##### Entries provided
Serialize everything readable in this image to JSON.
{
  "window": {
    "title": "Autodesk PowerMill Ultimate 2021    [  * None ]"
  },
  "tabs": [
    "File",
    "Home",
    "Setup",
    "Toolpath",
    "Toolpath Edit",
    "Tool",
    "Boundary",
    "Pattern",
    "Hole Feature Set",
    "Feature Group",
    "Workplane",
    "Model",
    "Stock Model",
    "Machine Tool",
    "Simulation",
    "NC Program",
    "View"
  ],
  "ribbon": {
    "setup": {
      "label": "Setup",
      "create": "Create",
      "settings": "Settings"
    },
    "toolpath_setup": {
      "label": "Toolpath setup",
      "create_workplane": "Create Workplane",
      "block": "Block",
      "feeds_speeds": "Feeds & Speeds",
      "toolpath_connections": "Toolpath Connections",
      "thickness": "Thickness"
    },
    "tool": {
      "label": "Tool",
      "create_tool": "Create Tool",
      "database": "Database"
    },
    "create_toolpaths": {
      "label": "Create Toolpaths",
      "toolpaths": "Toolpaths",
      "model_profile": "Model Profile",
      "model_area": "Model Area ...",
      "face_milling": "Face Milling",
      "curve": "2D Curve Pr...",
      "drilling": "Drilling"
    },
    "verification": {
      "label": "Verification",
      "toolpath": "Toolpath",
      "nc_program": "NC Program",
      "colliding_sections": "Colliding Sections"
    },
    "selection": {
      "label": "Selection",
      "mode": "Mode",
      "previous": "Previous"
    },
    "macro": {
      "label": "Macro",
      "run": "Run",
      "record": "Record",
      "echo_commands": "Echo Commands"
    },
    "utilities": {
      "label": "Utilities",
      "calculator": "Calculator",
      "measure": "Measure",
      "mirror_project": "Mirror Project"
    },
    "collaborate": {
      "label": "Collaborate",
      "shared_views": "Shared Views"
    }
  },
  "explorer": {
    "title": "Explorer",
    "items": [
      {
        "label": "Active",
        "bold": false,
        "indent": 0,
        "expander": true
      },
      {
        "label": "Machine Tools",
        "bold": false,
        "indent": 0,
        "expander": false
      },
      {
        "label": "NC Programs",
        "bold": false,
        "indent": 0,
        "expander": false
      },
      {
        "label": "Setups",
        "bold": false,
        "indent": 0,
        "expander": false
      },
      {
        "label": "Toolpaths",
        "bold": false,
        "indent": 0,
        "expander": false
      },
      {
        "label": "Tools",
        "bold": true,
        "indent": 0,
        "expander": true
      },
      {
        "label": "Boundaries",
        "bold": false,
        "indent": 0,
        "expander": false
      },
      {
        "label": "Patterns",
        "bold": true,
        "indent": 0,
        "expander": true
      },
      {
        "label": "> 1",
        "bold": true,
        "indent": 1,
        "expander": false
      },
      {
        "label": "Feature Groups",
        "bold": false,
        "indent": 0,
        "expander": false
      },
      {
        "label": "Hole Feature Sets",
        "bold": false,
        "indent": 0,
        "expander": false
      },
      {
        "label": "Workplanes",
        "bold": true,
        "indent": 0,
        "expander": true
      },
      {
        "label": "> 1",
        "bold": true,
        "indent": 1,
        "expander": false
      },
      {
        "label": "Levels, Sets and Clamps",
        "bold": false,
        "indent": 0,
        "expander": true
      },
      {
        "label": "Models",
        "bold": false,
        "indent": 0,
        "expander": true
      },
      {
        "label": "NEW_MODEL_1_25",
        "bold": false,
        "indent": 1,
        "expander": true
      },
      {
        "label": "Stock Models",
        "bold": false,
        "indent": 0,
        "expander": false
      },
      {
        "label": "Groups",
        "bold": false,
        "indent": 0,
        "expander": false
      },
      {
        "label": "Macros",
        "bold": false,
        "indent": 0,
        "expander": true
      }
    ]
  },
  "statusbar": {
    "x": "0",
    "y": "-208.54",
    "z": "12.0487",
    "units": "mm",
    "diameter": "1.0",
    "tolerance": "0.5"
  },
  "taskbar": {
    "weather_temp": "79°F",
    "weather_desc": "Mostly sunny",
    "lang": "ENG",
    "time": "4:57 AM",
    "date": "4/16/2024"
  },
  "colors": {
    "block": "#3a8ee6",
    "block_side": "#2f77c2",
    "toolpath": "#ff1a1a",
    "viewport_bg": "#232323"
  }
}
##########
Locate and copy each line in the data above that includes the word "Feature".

__Response to the task__.
    "Hole Feature Set",
    "Feature Group",
        "label": "Feature Groups",
        "label": "Hole Feature Sets",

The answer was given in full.